◆ Assignment ◆
Take each line of the material that includes "Discuss" and copy it.
★ ★ ★ ★ ★ ★ ★
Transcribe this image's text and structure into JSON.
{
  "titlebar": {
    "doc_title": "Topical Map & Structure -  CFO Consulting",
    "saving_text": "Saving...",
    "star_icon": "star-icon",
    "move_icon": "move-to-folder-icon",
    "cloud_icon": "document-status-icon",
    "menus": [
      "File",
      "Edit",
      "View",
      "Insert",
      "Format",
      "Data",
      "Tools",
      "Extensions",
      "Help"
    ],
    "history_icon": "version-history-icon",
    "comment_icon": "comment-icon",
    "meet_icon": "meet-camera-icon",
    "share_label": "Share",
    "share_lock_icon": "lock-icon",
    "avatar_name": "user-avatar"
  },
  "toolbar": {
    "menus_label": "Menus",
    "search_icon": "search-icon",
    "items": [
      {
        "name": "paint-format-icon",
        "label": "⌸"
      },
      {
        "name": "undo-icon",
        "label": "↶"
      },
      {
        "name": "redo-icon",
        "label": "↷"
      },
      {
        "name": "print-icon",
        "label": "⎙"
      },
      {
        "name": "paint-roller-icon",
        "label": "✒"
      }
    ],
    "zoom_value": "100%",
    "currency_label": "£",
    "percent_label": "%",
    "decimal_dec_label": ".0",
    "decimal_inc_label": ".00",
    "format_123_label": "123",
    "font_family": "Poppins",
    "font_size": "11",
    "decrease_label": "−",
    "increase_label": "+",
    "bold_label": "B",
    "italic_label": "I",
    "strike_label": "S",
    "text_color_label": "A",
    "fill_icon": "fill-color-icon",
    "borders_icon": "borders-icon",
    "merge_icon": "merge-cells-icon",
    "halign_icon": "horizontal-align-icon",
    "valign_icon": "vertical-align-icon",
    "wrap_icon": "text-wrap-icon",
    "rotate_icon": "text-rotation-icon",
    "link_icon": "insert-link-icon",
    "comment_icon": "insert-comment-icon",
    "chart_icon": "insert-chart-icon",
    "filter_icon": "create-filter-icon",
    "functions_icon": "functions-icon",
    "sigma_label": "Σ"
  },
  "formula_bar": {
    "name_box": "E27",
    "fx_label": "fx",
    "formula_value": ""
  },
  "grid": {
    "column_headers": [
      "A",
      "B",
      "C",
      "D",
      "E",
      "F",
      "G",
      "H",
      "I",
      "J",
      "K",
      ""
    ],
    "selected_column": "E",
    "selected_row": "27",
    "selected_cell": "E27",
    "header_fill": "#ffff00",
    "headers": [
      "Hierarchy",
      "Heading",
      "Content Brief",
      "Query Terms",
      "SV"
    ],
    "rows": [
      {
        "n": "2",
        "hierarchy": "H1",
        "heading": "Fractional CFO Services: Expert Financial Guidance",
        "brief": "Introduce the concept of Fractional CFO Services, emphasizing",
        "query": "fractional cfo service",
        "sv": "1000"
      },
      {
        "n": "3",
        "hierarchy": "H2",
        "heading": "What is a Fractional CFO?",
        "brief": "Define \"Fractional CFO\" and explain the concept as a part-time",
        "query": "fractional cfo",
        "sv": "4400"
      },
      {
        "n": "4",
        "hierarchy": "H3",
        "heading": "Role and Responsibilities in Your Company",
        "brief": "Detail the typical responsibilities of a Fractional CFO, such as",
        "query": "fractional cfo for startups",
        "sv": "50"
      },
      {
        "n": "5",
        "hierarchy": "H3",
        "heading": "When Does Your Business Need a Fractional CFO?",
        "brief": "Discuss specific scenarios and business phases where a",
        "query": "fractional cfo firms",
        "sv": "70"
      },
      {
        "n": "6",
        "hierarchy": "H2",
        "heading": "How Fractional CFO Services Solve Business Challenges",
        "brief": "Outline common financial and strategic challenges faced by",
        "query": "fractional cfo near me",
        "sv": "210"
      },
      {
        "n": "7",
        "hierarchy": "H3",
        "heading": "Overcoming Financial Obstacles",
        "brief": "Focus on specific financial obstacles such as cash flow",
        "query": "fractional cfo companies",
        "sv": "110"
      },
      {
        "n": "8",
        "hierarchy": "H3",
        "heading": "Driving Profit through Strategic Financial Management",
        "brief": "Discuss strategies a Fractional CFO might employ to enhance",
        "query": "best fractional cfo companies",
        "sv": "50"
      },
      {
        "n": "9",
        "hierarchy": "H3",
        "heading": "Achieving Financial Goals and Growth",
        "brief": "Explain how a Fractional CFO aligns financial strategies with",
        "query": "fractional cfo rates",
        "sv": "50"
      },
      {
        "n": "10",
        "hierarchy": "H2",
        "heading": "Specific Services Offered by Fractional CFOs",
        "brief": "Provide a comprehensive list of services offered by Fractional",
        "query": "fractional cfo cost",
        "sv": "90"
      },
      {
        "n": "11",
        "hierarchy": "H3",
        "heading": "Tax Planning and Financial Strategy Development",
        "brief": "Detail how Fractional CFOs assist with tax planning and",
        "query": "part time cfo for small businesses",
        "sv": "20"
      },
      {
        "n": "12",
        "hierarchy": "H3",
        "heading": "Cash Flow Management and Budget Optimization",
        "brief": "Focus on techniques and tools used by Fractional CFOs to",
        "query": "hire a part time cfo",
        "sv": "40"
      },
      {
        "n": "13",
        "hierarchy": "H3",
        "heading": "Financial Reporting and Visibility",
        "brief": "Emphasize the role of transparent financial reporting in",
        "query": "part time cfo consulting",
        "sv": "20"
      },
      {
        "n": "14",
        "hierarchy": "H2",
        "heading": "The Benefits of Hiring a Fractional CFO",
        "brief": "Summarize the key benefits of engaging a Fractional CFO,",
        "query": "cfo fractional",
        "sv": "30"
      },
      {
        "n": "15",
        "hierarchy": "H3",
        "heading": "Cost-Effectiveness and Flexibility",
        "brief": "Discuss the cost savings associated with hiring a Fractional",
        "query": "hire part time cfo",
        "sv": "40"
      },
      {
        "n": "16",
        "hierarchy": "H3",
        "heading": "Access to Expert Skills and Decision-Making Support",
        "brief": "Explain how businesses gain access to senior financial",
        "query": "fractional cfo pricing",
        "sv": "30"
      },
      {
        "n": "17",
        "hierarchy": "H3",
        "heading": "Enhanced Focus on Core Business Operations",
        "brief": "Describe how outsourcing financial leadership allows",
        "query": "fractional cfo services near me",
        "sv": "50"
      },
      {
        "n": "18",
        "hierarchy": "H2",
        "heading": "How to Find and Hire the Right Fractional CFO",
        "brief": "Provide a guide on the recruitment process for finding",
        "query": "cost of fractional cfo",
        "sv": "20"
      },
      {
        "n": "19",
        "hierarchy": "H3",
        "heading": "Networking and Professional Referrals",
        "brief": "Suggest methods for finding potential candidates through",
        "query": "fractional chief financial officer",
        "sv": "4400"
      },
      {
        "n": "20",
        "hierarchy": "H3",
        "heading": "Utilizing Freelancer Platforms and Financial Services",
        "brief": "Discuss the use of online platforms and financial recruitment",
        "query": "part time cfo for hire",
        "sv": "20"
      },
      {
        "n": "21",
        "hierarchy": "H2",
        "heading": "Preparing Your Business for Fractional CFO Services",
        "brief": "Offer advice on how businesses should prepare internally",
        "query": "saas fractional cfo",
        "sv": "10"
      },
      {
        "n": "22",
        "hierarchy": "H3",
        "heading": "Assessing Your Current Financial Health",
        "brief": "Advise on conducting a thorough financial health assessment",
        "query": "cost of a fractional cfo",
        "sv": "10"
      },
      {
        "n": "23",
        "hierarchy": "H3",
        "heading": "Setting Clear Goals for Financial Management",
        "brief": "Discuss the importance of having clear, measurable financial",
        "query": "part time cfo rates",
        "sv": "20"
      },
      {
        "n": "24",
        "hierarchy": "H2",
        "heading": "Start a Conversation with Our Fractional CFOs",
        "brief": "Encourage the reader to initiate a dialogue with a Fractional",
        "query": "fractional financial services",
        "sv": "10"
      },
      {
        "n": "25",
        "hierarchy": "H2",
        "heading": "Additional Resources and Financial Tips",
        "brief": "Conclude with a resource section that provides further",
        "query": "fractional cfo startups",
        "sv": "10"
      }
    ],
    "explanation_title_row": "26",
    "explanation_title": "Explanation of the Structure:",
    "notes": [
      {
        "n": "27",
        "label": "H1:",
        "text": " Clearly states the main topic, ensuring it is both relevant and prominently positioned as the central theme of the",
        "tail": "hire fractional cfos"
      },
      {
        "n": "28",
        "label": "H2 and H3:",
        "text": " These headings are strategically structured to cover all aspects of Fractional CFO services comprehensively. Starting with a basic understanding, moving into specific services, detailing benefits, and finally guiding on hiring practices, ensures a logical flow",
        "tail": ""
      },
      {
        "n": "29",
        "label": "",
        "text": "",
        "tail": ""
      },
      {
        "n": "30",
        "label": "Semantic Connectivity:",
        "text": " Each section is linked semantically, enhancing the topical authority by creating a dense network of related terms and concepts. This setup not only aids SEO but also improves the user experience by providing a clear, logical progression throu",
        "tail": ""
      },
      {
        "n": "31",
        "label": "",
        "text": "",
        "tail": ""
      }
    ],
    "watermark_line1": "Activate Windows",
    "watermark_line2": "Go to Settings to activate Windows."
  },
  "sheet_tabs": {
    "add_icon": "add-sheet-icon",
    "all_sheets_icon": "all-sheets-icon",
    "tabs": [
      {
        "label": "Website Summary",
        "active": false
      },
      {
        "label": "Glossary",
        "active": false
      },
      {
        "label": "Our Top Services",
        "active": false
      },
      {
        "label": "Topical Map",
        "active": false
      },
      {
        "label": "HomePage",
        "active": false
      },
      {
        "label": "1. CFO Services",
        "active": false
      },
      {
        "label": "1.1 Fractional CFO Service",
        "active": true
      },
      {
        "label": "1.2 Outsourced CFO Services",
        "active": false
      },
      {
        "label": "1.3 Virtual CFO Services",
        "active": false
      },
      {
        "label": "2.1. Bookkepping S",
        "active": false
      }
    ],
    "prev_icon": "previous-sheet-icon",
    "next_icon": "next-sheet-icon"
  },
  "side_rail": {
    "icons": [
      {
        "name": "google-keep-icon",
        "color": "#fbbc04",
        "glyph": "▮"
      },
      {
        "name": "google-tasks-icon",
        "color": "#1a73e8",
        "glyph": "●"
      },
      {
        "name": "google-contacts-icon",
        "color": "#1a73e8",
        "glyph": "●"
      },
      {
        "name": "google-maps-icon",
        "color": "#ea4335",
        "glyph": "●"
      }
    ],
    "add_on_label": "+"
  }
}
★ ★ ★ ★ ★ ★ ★
◆ Exercise output ◆
        "brief": "Discuss specific scenarios and business phases where a",
        "brief": "Discuss strategies a Fractional CFO might employ to enhance",
        "brief": "Discuss the cost savings associated with hiring a Fractional",
        "brief": "Discuss the use of online platforms and financial recruitment",
        "brief": "Discuss the importance of having clear, measurable financial",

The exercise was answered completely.